I force myself to do the unthinkable, wake early on Wednesday and call my post office, Ansonia Station, to lodge a complaint.  Bill, the supervisor, puts me through to my letter carrier, a very defensive woman who insists that she “always delivers” my magazine.

Me:  I’m sure you do always deliver my magazine, but can you say with 100% certainty that you put it in my mailbox this week?

She has no response and hands the phone back to Bill.  He also insists that I must have received my magazine adding:

Bill:  How can you prove that your letter carrier didn’t deliver it?

Me:  I didn’t get it so that’s a pretty good indication that it wasn’t delivered – at least to me.

Bill:  Are you sure though?

Me:  Am I sure of what?  It’s 7:57 in the morning.  Are you implying that I’m calling you at this hour about a magazine that I have and this is all some ridiculous game playing on my part?

Bill shifts gears and is now blaming Conde Nast for my missing magazine.

Bill:  Contact the publisher and ask them to send you another one.

Me:  Send me “another one” as if I received my copy of it already?

Since I am fully aware of the US Postal Service’s dire economic reality, I go in for the kill.

Me:  I suppose I could do that and see this week’s issue a month from now.  Maybe what I should really do is invest in an iPad, and just read it electronically.  That way I wouldn’t have to rely on the Postal Service at all.

Bill:  Hold on.

Bill puts me on hold probably to chew a Rolaid.

Bill:  I just saw that we still have some copies of New York here.

Me:  I got my copy of New York on Monday; I didn’t get my New Yorker.

I resist adding that I also subscribe to Time Out New York – since that might give the impression that I have a fetish for periodicals with New York in the title.

Bill:  I meant to say The New Yorker.
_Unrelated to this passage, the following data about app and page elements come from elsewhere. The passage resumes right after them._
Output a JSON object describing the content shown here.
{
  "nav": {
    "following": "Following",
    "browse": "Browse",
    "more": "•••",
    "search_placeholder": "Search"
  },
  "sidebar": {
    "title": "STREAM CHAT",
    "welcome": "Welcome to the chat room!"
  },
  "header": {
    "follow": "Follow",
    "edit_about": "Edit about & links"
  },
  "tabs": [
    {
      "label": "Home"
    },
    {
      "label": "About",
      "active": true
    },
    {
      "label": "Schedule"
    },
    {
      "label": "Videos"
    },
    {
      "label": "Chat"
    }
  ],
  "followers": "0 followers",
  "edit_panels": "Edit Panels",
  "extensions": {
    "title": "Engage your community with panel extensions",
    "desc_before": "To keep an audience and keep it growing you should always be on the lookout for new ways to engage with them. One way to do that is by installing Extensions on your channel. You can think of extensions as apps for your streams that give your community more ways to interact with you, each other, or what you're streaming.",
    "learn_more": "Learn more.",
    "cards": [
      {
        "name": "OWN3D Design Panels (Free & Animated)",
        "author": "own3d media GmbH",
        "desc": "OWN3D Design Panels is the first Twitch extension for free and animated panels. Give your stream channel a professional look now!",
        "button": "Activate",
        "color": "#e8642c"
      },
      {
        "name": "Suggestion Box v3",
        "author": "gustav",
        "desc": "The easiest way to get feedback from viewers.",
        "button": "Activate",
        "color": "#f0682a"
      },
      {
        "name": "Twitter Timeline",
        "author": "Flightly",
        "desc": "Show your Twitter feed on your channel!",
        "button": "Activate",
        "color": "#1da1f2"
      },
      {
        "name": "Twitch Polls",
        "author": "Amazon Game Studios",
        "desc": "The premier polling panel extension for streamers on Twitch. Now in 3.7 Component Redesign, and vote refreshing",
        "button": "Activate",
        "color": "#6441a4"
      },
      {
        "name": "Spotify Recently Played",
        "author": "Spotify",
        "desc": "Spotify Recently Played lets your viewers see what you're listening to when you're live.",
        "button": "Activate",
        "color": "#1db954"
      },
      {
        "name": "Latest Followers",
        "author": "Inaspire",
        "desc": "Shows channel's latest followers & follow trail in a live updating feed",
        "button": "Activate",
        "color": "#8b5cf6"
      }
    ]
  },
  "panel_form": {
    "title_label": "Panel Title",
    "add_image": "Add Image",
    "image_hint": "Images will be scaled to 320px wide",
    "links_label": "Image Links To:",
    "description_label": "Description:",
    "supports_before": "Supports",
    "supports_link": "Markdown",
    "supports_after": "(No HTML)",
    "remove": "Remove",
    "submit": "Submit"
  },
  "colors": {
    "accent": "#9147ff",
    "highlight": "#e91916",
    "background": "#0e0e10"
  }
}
Me (intrigued):  Really?  Is there one with my name on it?

Bill:  I don’t know, but we do have some copies of it here.  I’ll see what I can do.  I can’t guarantee anything.

Since there is still the possibility that my letter carrier had simply placed it in the wrong mailbox, I pound out a letter to my fellow tenants as well as my letter carrier.  I ask my fellow tenants if they got it by mistake to please return it me personally, or leave it on top of the radiator cover.  I ask my letter carrier if she sees it on the radiator cover to put it in my mailbox.  I conclude that I am now completely out of the closet about being a loon, and should have myself fitted for a straitjacket.  I dread the idea that some douche bag or baguette might write something profane on my note.

A lunatic's plea.

When I come home, there is a message scrawled on my note by my letter carrier:

“It just arrive today.”

I open my mailbox and I have both my copy of The New Yorker as well as Time Out New York.  Inside the jukebox in my head, Edwin Hawkins is crooning the Gospel classic, “Oh Happy Day”.

Possibly, the happy ending to this debacle is the highlight of my year.  I lower my morphine drip and start reading.